Entries from a dataset of interfaces
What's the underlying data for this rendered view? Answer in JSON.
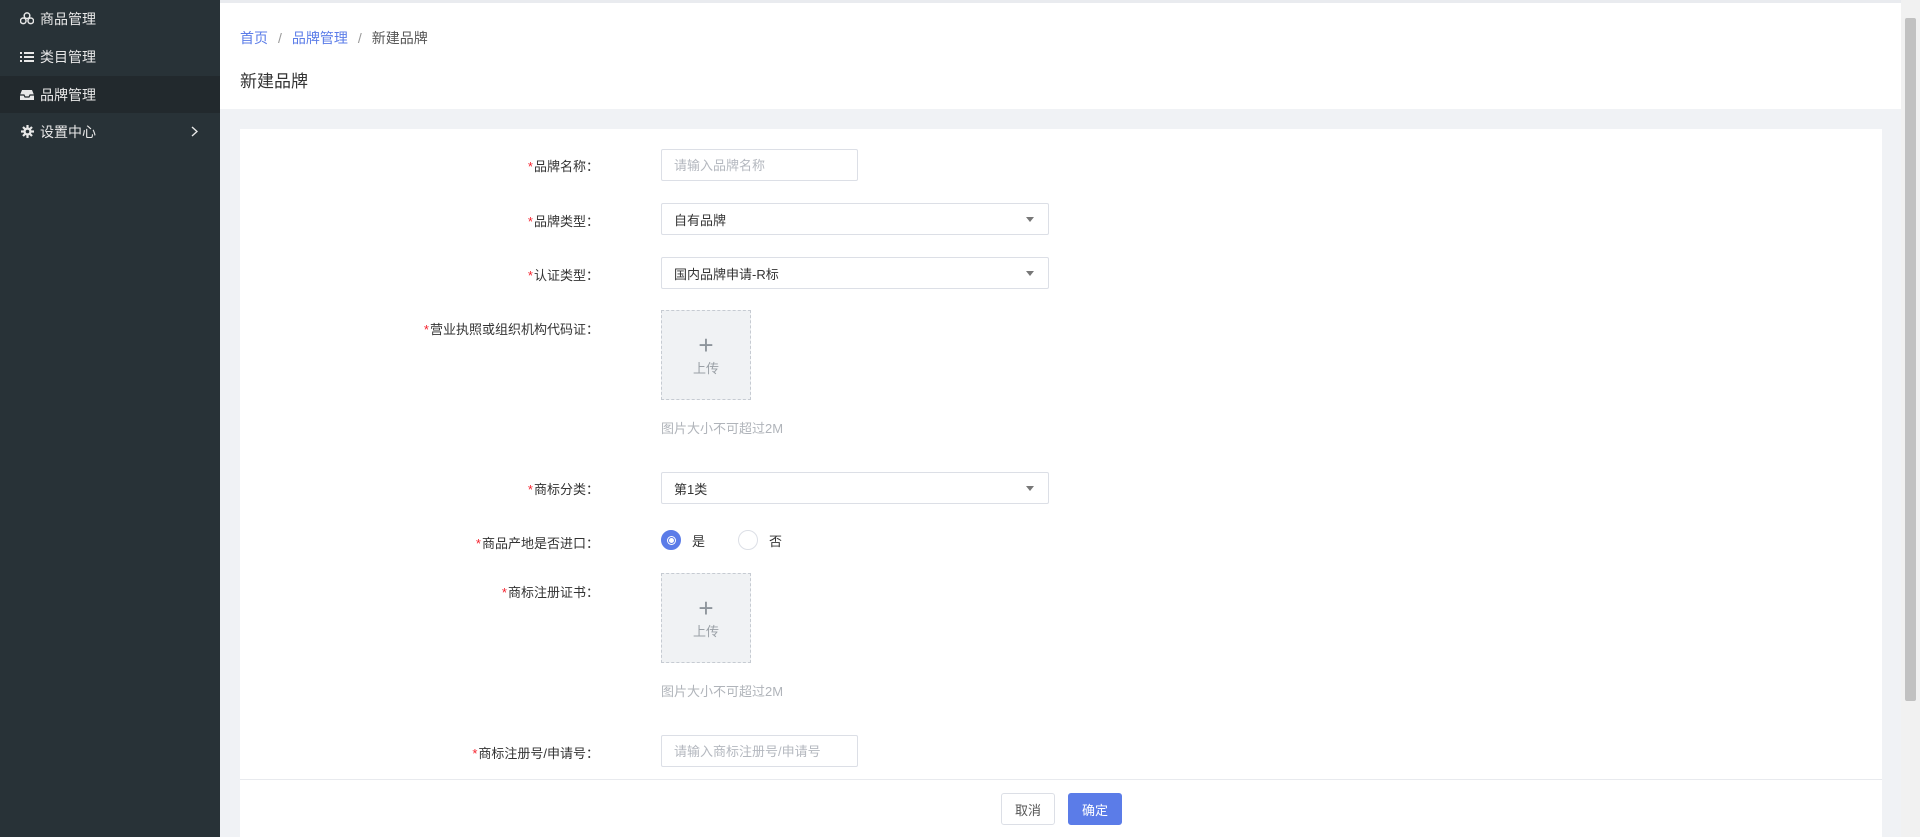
{
  "sidebar": {
    "items": [
      {
        "label": "商品管理",
        "icon": "cubes-icon"
      },
      {
        "label": "类目管理",
        "icon": "list-icon"
      },
      {
        "label": "品牌管理",
        "icon": "inbox-icon",
        "active": true
      },
      {
        "label": "设置中心",
        "icon": "gear-icon",
        "has_submenu": true
      }
    ]
  },
  "header": {
    "breadcrumb": [
      "首页",
      "品牌管理",
      "新建品牌"
    ],
    "title": "新建品牌"
  },
  "form": {
    "brand_name": {
      "label": "品牌名称：",
      "placeholder": "请输入品牌名称",
      "value": ""
    },
    "brand_type": {
      "label": "品牌类型：",
      "value": "自有品牌"
    },
    "cert_type": {
      "label": "认证类型：",
      "value": "国内品牌申请-R标"
    },
    "license": {
      "label": "营业执照或组织机构代码证：",
      "upload_text": "上传",
      "hint": "图片大小不可超过2M"
    },
    "trademark_class": {
      "label": "商标分类：",
      "value": "第1类"
    },
    "imported": {
      "label": "商品产地是否进口：",
      "options": [
        "是",
        "否"
      ],
      "selected": "是"
    },
    "trademark_cert": {
      "label": "商标注册证书：",
      "upload_text": "上传",
      "hint": "图片大小不可超过2M"
    },
    "trademark_no": {
      "label": "商标注册号/申请号：",
      "placeholder": "请输入商标注册号/申请号",
      "value": ""
    }
  },
  "actions": {
    "cancel": "取消",
    "confirm": "确定"
  },
  "colors": {
    "sidebar_bg": "#283237",
    "primary": "#5b7ce8",
    "required": "#f5222d"
  }
}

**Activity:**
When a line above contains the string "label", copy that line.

**Answer:**
        "label": "商品管理",
        "label": "类目管理",
        "label": "品牌管理",
        "label": "设置中心",
      "label": "品牌名称：",
      "label": "品牌类型：",
      "label": "认证类型：",
      "label": "营业执照或组织机构代码证：",
      "label": "商标分类：",
      "label": "商品产地是否进口：",
      "label": "商标注册证书：",
      "label": "商标注册号/申请号：",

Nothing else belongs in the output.